Segment Open

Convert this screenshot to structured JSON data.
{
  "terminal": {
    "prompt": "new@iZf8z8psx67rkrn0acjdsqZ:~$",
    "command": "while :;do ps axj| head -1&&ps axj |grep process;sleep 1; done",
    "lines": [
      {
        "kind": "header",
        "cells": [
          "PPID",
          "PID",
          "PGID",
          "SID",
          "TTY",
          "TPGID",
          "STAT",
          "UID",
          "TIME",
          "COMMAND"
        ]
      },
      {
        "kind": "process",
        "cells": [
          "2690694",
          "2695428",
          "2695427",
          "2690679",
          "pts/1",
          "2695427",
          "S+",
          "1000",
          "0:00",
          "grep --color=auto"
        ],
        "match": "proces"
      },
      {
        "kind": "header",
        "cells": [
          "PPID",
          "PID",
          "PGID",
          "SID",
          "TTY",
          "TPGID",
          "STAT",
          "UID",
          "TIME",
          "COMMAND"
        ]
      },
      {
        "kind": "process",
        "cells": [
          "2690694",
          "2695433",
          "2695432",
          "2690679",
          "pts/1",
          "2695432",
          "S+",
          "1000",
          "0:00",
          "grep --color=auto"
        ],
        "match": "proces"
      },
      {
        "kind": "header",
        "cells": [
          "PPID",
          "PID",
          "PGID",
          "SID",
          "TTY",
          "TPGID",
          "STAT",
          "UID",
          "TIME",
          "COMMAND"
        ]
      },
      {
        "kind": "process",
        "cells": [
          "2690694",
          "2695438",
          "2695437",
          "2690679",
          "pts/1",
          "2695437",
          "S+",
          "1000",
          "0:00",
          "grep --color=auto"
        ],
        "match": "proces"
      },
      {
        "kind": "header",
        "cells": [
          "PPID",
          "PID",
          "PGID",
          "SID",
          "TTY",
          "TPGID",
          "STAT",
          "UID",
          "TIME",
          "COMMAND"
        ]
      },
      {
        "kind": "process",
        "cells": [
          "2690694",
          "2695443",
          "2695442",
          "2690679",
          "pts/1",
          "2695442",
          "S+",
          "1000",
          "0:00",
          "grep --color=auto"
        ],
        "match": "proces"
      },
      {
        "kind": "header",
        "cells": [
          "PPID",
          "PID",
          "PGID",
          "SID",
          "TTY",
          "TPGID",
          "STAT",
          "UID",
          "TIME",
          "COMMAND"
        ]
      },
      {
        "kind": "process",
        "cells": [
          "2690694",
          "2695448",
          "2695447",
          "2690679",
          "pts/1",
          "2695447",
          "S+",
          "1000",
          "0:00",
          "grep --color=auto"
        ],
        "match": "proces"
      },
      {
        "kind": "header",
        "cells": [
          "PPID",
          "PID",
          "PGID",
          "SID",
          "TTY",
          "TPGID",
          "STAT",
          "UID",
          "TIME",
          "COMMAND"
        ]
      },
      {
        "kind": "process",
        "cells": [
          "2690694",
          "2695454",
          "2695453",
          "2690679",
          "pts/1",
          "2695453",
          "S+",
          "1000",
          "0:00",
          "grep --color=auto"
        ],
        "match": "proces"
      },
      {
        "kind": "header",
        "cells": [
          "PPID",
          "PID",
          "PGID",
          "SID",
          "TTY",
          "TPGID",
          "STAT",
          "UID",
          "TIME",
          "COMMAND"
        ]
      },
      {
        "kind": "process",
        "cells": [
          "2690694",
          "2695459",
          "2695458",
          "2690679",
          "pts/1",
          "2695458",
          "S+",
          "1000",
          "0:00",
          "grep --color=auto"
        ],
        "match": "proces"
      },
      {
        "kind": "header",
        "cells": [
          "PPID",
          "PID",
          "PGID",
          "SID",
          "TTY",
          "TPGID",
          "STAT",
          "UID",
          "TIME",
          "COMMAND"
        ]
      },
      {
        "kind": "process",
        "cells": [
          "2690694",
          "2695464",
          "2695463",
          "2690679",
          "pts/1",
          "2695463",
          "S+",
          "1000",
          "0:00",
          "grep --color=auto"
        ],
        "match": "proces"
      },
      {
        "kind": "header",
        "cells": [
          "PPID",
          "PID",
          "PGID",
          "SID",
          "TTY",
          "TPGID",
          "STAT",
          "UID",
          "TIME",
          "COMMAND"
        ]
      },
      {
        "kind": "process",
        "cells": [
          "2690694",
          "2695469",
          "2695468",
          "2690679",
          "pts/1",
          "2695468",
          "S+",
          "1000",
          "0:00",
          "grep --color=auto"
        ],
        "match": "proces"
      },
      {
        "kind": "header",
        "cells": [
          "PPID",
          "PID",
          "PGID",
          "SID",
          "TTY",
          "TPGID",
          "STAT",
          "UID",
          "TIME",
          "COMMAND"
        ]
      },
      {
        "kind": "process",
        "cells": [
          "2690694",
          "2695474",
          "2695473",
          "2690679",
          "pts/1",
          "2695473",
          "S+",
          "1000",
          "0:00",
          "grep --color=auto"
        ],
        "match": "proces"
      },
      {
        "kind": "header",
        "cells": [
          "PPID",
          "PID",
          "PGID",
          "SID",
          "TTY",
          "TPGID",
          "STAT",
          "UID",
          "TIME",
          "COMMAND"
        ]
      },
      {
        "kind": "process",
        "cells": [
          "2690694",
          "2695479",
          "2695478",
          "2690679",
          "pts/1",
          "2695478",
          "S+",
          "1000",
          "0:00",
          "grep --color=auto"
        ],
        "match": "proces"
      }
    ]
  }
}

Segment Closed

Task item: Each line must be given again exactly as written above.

Completed task:
Convert this screenshot to structured JSON data.
{
  "terminal": {
    "prompt": "new@iZf8z8psx67rkrn0acjdsqZ:~$",
    "command": "while :;do ps axj| head -1&&ps axj |grep process;sleep 1; done",
    "lines": [
      {
        "kind": "header",
        "cells": [
          "PPID",
          "PID",
          "PGID",
          "SID",
          "TTY",
          "TPGID",
          "STAT",
          "UID",
          "TIME",
          "COMMAND"
        ]
      },
      {
        "kind": "process",
        "cells": [
          "2690694",
          "2695428",
          "2695427",
          "2690679",
          "pts/1",
          "2695427",
          "S+",
          "1000",
          "0:00",
          "grep --color=auto"
        ],
        "match": "proces"
      },
      {
        "kind": "header",
        "cells": [
          "PPID",
          "PID",
          "PGID",
          "SID",
          "TTY",
          "TPGID",
          "STAT",
          "UID",
          "TIME",
          "COMMAND"
        ]
      },
      {
        "kind": "process",
        "cells": [
          "2690694",
          "2695433",
          "2695432",
          "2690679",
          "pts/1",
          "2695432",
          "S+",
          "1000",
          "0:00",
          "grep --color=auto"
        ],
        "match": "proces"
      },
      {
        "kind": "header",
        "cells": [
          "PPID",
          "PID",
          "PGID",
          "SID",
          "TTY",
          "TPGID",
          "STAT",
          "UID",
          "TIME",
          "COMMAND"
        ]
      },
      {
        "kind": "process",
        "cells": [
          "2690694",
          "2695438",
          "2695437",
          "2690679",
          "pts/1",
          "2695437",
          "S+",
          "1000",
          "0:00",
          "grep --color=auto"
        ],
        "match": "proces"
      },
      {
        "kind": "header",
        "cells": [
          "PPID",
          "PID",
          "PGID",
          "SID",
          "TTY",
          "TPGID",
          "STAT",
          "UID",
          "TIME",
          "COMMAND"
        ]
      },
      {
        "kind": "process",
        "cells": [
          "2690694",
          "2695443",
          "2695442",
          "2690679",
          "pts/1",
          "2695442",
          "S+",
          "1000",
          "0:00",
          "grep --color=auto"
        ],
        "match": "proces"
      },
      {
        "kind": "header",
        "cells": [
          "PPID",
          "PID",
          "PGID",
          "SID",
          "TTY",
          "TPGID",
          "STAT",
          "UID",
          "TIME",
          "COMMAND"
        ]
      },
      {
        "kind": "process",
        "cells": [
          "2690694",
          "2695448",
          "2695447",
          "2690679",
          "pts/1",
          "2695447",
          "S+",
          "1000",
          "0:00",
          "grep --color=auto"
        ],
        "match": "proces"
      },
      {
        "kind": "header",
        "cells": [
          "PPID",
          "PID",
          "PGID",
          "SID",
          "TTY",
          "TPGID",
          "STAT",
          "UID",
          "TIME",
          "COMMAND"
        ]
      },
      {
        "kind": "process",
        "cells": [
          "2690694",
          "2695454",
          "2695453",
          "2690679",
          "pts/1",
          "2695453",
          "S+",
          "1000",
          "0:00",
          "grep --color=auto"
        ],
        "match": "proces"
      },
      {
        "kind": "header",
        "cells": [
          "PPID",
          "PID",
          "PGID",
          "SID",
          "TTY",
          "TPGID",
          "STAT",
          "UID",
          "TIME",
          "COMMAND"
        ]
      },
      {
        "kind": "process",
        "cells": [
          "2690694",
          "2695459",
          "2695458",
          "2690679",
          "pts/1",
          "2695458",
          "S+",
          "1000",
          "0:00",
          "grep --color=auto"
        ],
        "match": "proces"
      },
      {
        "kind": "header",
        "cells": [
          "PPID",
          "PID",
          "PGID",
          "SID",
          "TTY",
          "TPGID",
          "STAT",
          "UID",
          "TIME",
          "COMMAND"
        ]
      },
      {
        "kind": "process",
        "cells": [
          "2690694",
          "2695464",
          "2695463",
          "2690679",
          "pts/1",
          "2695463",
          "S+",
          "1000",
          "0:00",
          "grep --color=auto"
        ],
        "match": "proces"
      },
      {
        "kind": "header",
        "cells": [
          "PPID",
          "PID",
          "PGID",
          "SID",
          "TTY",
          "TPGID",
          "STAT",
          "UID",
          "TIME",
          "COMMAND"
        ]
      },
      {
        "kind": "process",
        "cells": [
          "2690694",
          "2695469",
          "2695468",
          "2690679",
          "pts/1",
          "2695468",
          "S+",
          "1000",
          "0:00",
          "grep --color=auto"
        ],
        "match": "proces"
      },
      {
        "kind": "header",
        "cells": [
          "PPID",
          "PID",
          "PGID",
          "SID",
          "TTY",
          "TPGID",
          "STAT",
          "UID",
          "TIME",
          "COMMAND"
        ]
      },
      {
        "kind": "process",
        "cells": [
          "2690694",
          "2695474",
          "2695473",
          "2690679",
          "pts/1",
          "2695473",
          "S+",
          "1000",
          "0:00",
          "grep --color=auto"
        ],
        "match": "proces"
      },
      {
        "kind": "header",
        "cells": [
          "PPID",
          "PID",
          "PGID",
          "SID",
          "TTY",
          "TPGID",
          "STAT",
          "UID",
          "TIME",
          "COMMAND"
        ]
      },
      {
        "kind": "process",
        "cells": [
          "2690694",
          "2695479",
          "2695478",
          "2690679",
          "pts/1",
          "2695478",
          "S+",
          "1000",
          "0:00",
          "grep --color=auto"
        ],
        "match": "proces"
      }
    ]
  }
}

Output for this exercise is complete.